In her book, entitled “The Obamas”, Kantor describes the first lady as an opinionated figure who has clashed with some of her husband’s top advisors. “Yet on the campaign trail, she plays a very traditional first lady role,” Kantor said. “She’s on message all the time, takes no risks, and says pretty much the same thing in every appearance.”
It has been an effective strategy. “Michelle Obama is a huge asset,” Kantor explained. “The campaign sees her as a motivator. One of Obama’s chief problems is that his base is not as enthusiastic as in 2008, and she has a talent for motivating that base.”
An appeal to women and the working class
According to Anita McBride, former chief of staff to First Lady Laura Bush, that talent has been cultivated over time.

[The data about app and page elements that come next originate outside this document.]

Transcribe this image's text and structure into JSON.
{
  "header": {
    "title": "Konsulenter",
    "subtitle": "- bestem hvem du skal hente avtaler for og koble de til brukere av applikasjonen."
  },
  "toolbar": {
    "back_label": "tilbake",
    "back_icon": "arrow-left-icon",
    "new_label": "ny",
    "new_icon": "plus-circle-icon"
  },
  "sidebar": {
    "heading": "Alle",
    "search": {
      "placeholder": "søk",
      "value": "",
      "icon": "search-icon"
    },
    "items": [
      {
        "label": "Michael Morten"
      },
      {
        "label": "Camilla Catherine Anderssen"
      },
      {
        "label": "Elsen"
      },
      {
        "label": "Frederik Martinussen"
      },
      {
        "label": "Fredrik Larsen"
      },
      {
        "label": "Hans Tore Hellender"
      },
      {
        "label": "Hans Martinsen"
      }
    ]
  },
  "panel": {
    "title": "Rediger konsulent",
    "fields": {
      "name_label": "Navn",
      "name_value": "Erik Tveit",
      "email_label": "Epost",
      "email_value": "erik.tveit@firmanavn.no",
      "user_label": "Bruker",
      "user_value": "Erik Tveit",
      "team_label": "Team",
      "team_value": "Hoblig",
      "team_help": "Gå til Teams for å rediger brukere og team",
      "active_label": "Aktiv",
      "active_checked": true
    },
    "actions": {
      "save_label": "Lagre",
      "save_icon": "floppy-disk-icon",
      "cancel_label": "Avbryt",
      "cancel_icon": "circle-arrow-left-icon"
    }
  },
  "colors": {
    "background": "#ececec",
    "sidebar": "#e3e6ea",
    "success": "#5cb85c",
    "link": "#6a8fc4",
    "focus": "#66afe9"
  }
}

Though she described Michelle Obama as “wildly popular and successful” in her role – particularly as a “prolific” fundraiser - she specified that the first lady’s initial steps into the spotlight were shaky. “Michelle Obama today is a far cry from 2008, when it was her first time on the national stage and she wasn’t as confident, well-managed or prepared,” said McBride, currently a professor specialising in the history of US first ladies at American University in Washington DC. “Now she’s had three years, so she’s found her footing.”

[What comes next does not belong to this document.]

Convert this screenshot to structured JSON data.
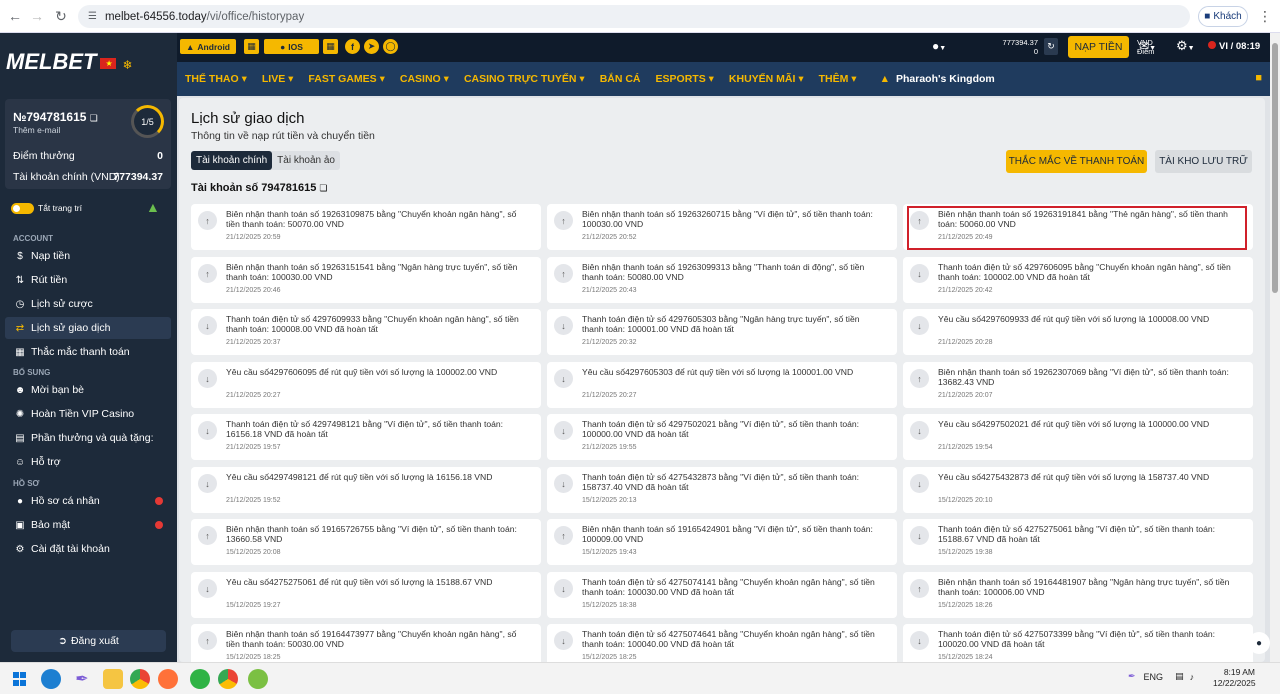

As assured as she may be in the public eye, Michelle Obama is a “reluctant campaigner”, according to Kantor; the first lady recently asserted in a TV interview, “I’m not interested in politics, never have been”. Still, Kantor emphasised, “She’s eager to do it this time, because it’s her husband’s last campaign and it’s going to be a close, difficult race.” Moreover, Kantor noted, “campaigning is really the only way for her to get back at the Republicans who have stymied her husband”.

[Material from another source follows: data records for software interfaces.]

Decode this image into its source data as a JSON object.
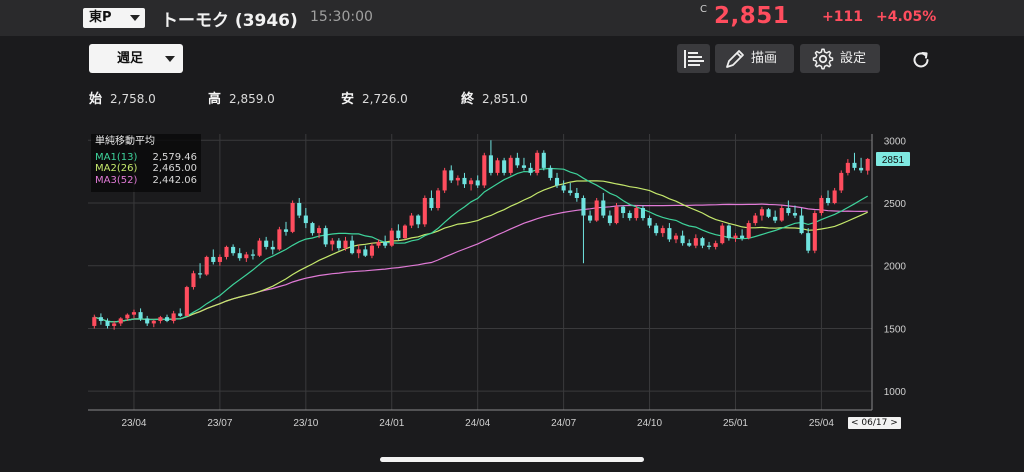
{
  "header": {
    "market": "東P",
    "stock_name": "トーモク (3946)",
    "time": "15:30:00",
    "price_prefix": "C",
    "price": "2,851",
    "change": "+111",
    "change_pct": "+4.05%"
  },
  "toolbar": {
    "period": "週足",
    "draw_label": "描画",
    "settings_label": "設定"
  },
  "ohlc": {
    "open_label": "始",
    "open": "2,758.0",
    "high_label": "高",
    "high": "2,859.0",
    "low_label": "安",
    "low": "2,726.0",
    "close_label": "終",
    "close": "2,851.0"
  },
  "legend": {
    "title": "単純移動平均",
    "ma1_label": "MA1(13)",
    "ma1_value": "2,579.46",
    "ma2_label": "MA2(26)",
    "ma2_value": "2,465.00",
    "ma3_label": "MA3(52)",
    "ma3_value": "2,442.06"
  },
  "date_badge": "< 06/17 >",
  "colors": {
    "up": "#ff4d5e",
    "down": "#6fe3df",
    "ma1": "#3ed39b",
    "ma2": "#c5e86c",
    "ma3": "#e07ad6",
    "price_tag": "#7fe9e1"
  },
  "chart_data": {
    "type": "candlestick",
    "ylim": [
      850,
      3050
    ],
    "y_ticks": [
      1000,
      1500,
      2000,
      2500,
      3000
    ],
    "x_ticks": [
      "23/04",
      "23/07",
      "23/10",
      "24/01",
      "24/04",
      "24/07",
      "24/10",
      "25/01",
      "25/04"
    ],
    "x_tick_index": [
      6,
      19,
      32,
      45,
      58,
      71,
      84,
      97,
      110
    ],
    "last_price_label": "2851",
    "candles": [
      [
        1520,
        1610,
        1500,
        1590
      ],
      [
        1590,
        1620,
        1530,
        1560
      ],
      [
        1560,
        1580,
        1500,
        1520
      ],
      [
        1520,
        1560,
        1490,
        1540
      ],
      [
        1540,
        1590,
        1520,
        1580
      ],
      [
        1580,
        1620,
        1560,
        1610
      ],
      [
        1610,
        1650,
        1580,
        1630
      ],
      [
        1630,
        1660,
        1560,
        1580
      ],
      [
        1580,
        1600,
        1520,
        1540
      ],
      [
        1540,
        1570,
        1510,
        1560
      ],
      [
        1560,
        1600,
        1540,
        1590
      ],
      [
        1590,
        1610,
        1550,
        1560
      ],
      [
        1560,
        1640,
        1540,
        1620
      ],
      [
        1620,
        1660,
        1590,
        1600
      ],
      [
        1600,
        1840,
        1600,
        1830
      ],
      [
        1830,
        1960,
        1810,
        1940
      ],
      [
        1940,
        2020,
        1900,
        1930
      ],
      [
        1930,
        2080,
        1920,
        2070
      ],
      [
        2070,
        2130,
        2010,
        2030
      ],
      [
        2030,
        2090,
        2000,
        2070
      ],
      [
        2070,
        2160,
        2050,
        2150
      ],
      [
        2150,
        2170,
        2080,
        2100
      ],
      [
        2100,
        2140,
        2040,
        2060
      ],
      [
        2060,
        2110,
        2030,
        2090
      ],
      [
        2090,
        2130,
        2050,
        2080
      ],
      [
        2080,
        2220,
        2070,
        2200
      ],
      [
        2200,
        2230,
        2130,
        2150
      ],
      [
        2150,
        2200,
        2090,
        2130
      ],
      [
        2130,
        2310,
        2120,
        2290
      ],
      [
        2290,
        2350,
        2240,
        2270
      ],
      [
        2270,
        2520,
        2260,
        2500
      ],
      [
        2500,
        2540,
        2380,
        2400
      ],
      [
        2400,
        2460,
        2300,
        2340
      ],
      [
        2340,
        2350,
        2240,
        2260
      ],
      [
        2260,
        2320,
        2220,
        2300
      ],
      [
        2300,
        2320,
        2150,
        2170
      ],
      [
        2170,
        2220,
        2120,
        2200
      ],
      [
        2200,
        2220,
        2120,
        2140
      ],
      [
        2140,
        2230,
        2120,
        2200
      ],
      [
        2200,
        2240,
        2090,
        2100
      ],
      [
        2100,
        2170,
        2060,
        2130
      ],
      [
        2130,
        2160,
        2070,
        2080
      ],
      [
        2080,
        2180,
        2060,
        2160
      ],
      [
        2160,
        2210,
        2140,
        2190
      ],
      [
        2190,
        2240,
        2140,
        2160
      ],
      [
        2160,
        2300,
        2150,
        2280
      ],
      [
        2280,
        2330,
        2200,
        2220
      ],
      [
        2220,
        2330,
        2210,
        2320
      ],
      [
        2320,
        2420,
        2300,
        2400
      ],
      [
        2400,
        2410,
        2300,
        2330
      ],
      [
        2330,
        2560,
        2310,
        2540
      ],
      [
        2540,
        2600,
        2440,
        2460
      ],
      [
        2460,
        2620,
        2440,
        2600
      ],
      [
        2600,
        2780,
        2580,
        2760
      ],
      [
        2760,
        2800,
        2660,
        2680
      ],
      [
        2680,
        2720,
        2640,
        2700
      ],
      [
        2700,
        2740,
        2620,
        2650
      ],
      [
        2650,
        2700,
        2600,
        2680
      ],
      [
        2680,
        2720,
        2620,
        2640
      ],
      [
        2640,
        2900,
        2620,
        2880
      ],
      [
        2880,
        3000,
        2720,
        2740
      ],
      [
        2740,
        2860,
        2720,
        2840
      ],
      [
        2840,
        2860,
        2720,
        2740
      ],
      [
        2740,
        2880,
        2720,
        2860
      ],
      [
        2860,
        2900,
        2780,
        2800
      ],
      [
        2800,
        2860,
        2760,
        2780
      ],
      [
        2780,
        2820,
        2720,
        2740
      ],
      [
        2740,
        2920,
        2720,
        2900
      ],
      [
        2900,
        2920,
        2760,
        2780
      ],
      [
        2780,
        2800,
        2680,
        2700
      ],
      [
        2700,
        2740,
        2620,
        2640
      ],
      [
        2640,
        2680,
        2580,
        2600
      ],
      [
        2600,
        2660,
        2560,
        2580
      ],
      [
        2580,
        2620,
        2510,
        2540
      ],
      [
        2540,
        2560,
        2020,
        2400
      ],
      [
        2400,
        2440,
        2340,
        2360
      ],
      [
        2360,
        2540,
        2350,
        2520
      ],
      [
        2520,
        2580,
        2380,
        2400
      ],
      [
        2400,
        2440,
        2320,
        2340
      ],
      [
        2340,
        2500,
        2330,
        2470
      ],
      [
        2470,
        2480,
        2380,
        2420
      ],
      [
        2420,
        2440,
        2360,
        2380
      ],
      [
        2380,
        2480,
        2360,
        2460
      ],
      [
        2460,
        2480,
        2360,
        2380
      ],
      [
        2380,
        2400,
        2300,
        2320
      ],
      [
        2320,
        2340,
        2240,
        2260
      ],
      [
        2260,
        2320,
        2230,
        2300
      ],
      [
        2300,
        2340,
        2190,
        2210
      ],
      [
        2210,
        2260,
        2180,
        2240
      ],
      [
        2240,
        2280,
        2160,
        2180
      ],
      [
        2180,
        2210,
        2150,
        2160
      ],
      [
        2160,
        2250,
        2140,
        2220
      ],
      [
        2220,
        2230,
        2140,
        2160
      ],
      [
        2160,
        2190,
        2130,
        2150
      ],
      [
        2150,
        2200,
        2130,
        2180
      ],
      [
        2180,
        2340,
        2170,
        2320
      ],
      [
        2320,
        2330,
        2200,
        2220
      ],
      [
        2220,
        2260,
        2190,
        2240
      ],
      [
        2240,
        2290,
        2200,
        2220
      ],
      [
        2220,
        2360,
        2210,
        2340
      ],
      [
        2340,
        2420,
        2320,
        2400
      ],
      [
        2400,
        2470,
        2360,
        2450
      ],
      [
        2450,
        2460,
        2380,
        2390
      ],
      [
        2390,
        2440,
        2340,
        2360
      ],
      [
        2360,
        2480,
        2350,
        2460
      ],
      [
        2460,
        2520,
        2400,
        2420
      ],
      [
        2420,
        2480,
        2380,
        2400
      ],
      [
        2400,
        2460,
        2250,
        2260
      ],
      [
        2260,
        2300,
        2100,
        2120
      ],
      [
        2120,
        2440,
        2100,
        2420
      ],
      [
        2420,
        2560,
        2400,
        2540
      ],
      [
        2540,
        2600,
        2480,
        2500
      ],
      [
        2500,
        2620,
        2490,
        2600
      ],
      [
        2600,
        2760,
        2580,
        2740
      ],
      [
        2740,
        2850,
        2720,
        2820
      ],
      [
        2820,
        2900,
        2760,
        2780
      ],
      [
        2780,
        2860,
        2740,
        2760
      ],
      [
        2758,
        2859,
        2726,
        2851
      ]
    ]
  }
}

For the first lady, recent campaigning has often consisted of public appearances at which she talks up issues that she – and not her husband – has been promoting. Luckily for the campaign, two of those issues, childhood obesity and the plight of military families, appeal to specific constituencies.
“Michelle’s focus on childhood obesity, and her role as a wife and mother, has earned her a lot of admiration among women,” Kantor said. “And her work with military families appeals to precisely the voters Obama has trouble with: working-class whites.”
Doing what her husband can’t
It remains uncertain how much of an impact Michelle Obama can have in securing votes for her husband. McBride cautions that while her contribution is “incredibly valuable”, Americans are ultimately “voting for a president, not a first lady”.
But the Obama campaign is counting on the first lady to do what the president, according to many analysts, has been unable to do: use her warmth and direct oratorical style to make an emotional argument for why he should be re-elected. At a recent rally in Philadelphia, she asked the audience to “get out there and remind people” of the president’s various accomplishments. “This journey is going to be long, it’s going to be hard, and there will be plenty of twists and turns,” the first lady told a crowd of over 1,000, before getting to the bottom line: “It all boils down to one simple question: will we continue the change we’ve begun and the progress we’ve made, or will we let everything we’ve fought for slip away?”
Political campaigns may not be her cup of tea, but these days, Michelle Obama appears deeply invested in the president’s re-election. As Kantor said, “She does not want to see her husband suffer a humiliating defeat that will raise questions about the original Obama project, and how tenable it was in the first place.”
Date created : 2012-06-13